Integrating climate concerns into foreign policy, Crawford said, should include letting go of the use of force to protect fossil fuels for American use. As the country increases its renewable energy capacity, it should lower its use of oil. That would decrease the need for military operations to safeguard it abroad in places like the Middle East. This would not only avoid the carbon pollution caused by using that oil, it would also avoid the emissions associated with the aircrafts and tanks used in guarding it.
“As we decrease reliance on Persian Gulf oil, we can begin to withdraw the thousands of U.S. troops that are based there and diminish the amount of resources to the Navy uses to protect the Gulf,” she said.
Rather than continuing to compete with other foreign powers for fossil fuels, the U.S. should foster a spirit of cooperation and provide resources to poorer countries to help them transition away from fossil fuels. In his new executive order, Biden pledges to “develop a strategy for how the voice and vote of the U.S. can be used…to promote financing programs, economic stimulus packages, and debt relief initiatives that are aligned with and support the goals of the Paris Agreement.” Since the U.S. has contributed so much to historic greenhouse gas emissions, it bears a large responsibility in the realm of international climate finance.
“The biggest thing the U.S. could do for a just climate-focused foreign policy is massively increase its funding to international climate aid, which would help adaptation and mitigation effort in Global South countries that are most vulnerable but least responsible for the climate crisis — many of which are also dealing with the ongoing legacy of colonialism, unfair trade practices, and military interventions backed by the U.S. for the past century,” Siddique said.
Under the Obama administration, the nation never committed more than $US3 ($4) billion annually to the Green Climate Fund, the United Nation’s grant-making body that provides resources for international climate action. Biden’s administration could increase that as a means of bolstering national security and doing the right thing.
It could also help ease tensions and suffering abroad by preparing for the millions of people who research indicates will be displaced by climate disaster in the coming years. According to the International Organisation on Migration, we could see up 1 billion climate refugees by 2050. The executive order calls for considering the changing climate in international forums on migration, which is a good beginning. In those forums, the nation could commit to funding adaptation and mitigation strategies to decrease climate threats, and allowing more refugees to make new homes in the U.S.
“It’s a big step forward to acknowledge that the climate crisis impacts all policy, but there are many big questions around how climate concerns will be applied when U.S. foreign policy lacks a consistent framework that centres human rights,” Siddique said.
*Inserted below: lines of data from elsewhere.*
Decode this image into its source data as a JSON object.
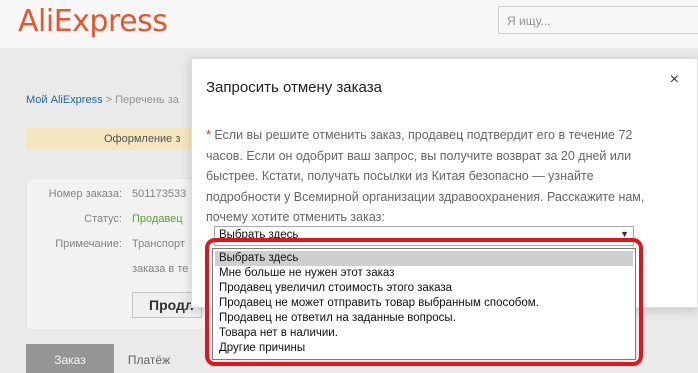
{
  "header": {
    "logo": "AliExpress",
    "search_placeholder": "Я ищу..."
  },
  "background": {
    "breadcrumb_home": "Мой AliExpress",
    "breadcrumb_rest": " > Перечень за",
    "step_label": "Оформление з",
    "order_number_label": "Номер заказа:",
    "order_number_value": "501173533",
    "status_label": "Статус:",
    "status_value": "Продавец",
    "note_label": "Примечание:",
    "note_value_line1": "Транспорт",
    "note_value_line2": "заказа в те",
    "product_button": "Продл",
    "tabs": [
      "Заказ",
      "Платёж"
    ]
  },
  "modal": {
    "title": "Запросить отмену заказа",
    "close": "×",
    "asterisk": "*",
    "text": " Если вы решите отменить заказ, продавец подтвердит его в течение 72 часов. Если он одобрит ваш запрос, вы получите возврат за 20 дней или быстрее. Кстати, получать посылки из Китая безопасно — узнайте подробности у Всемирной организации здравоохранения. Расскажите нам, почему хотите отменить заказ:",
    "select_value": "Выбрать здесь",
    "options": [
      "Выбрать здесь",
      "Мне больше не нужен этот заказ",
      "Продавец увеличил стоимость этого заказа",
      "Продавец не может отправить товар выбранным способом.",
      "Продавец не ответил на заданные вопросы.",
      "Товара нет в наличии.",
      "Другие причины"
    ]
  },
  "colors": {
    "brand": "#f5562c",
    "highlight": "#e1151b",
    "status_green": "#5aaa3a"
  }
}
The Biden administration has a huge opportunity to address those questions, and it should do so by promoting global cooperation.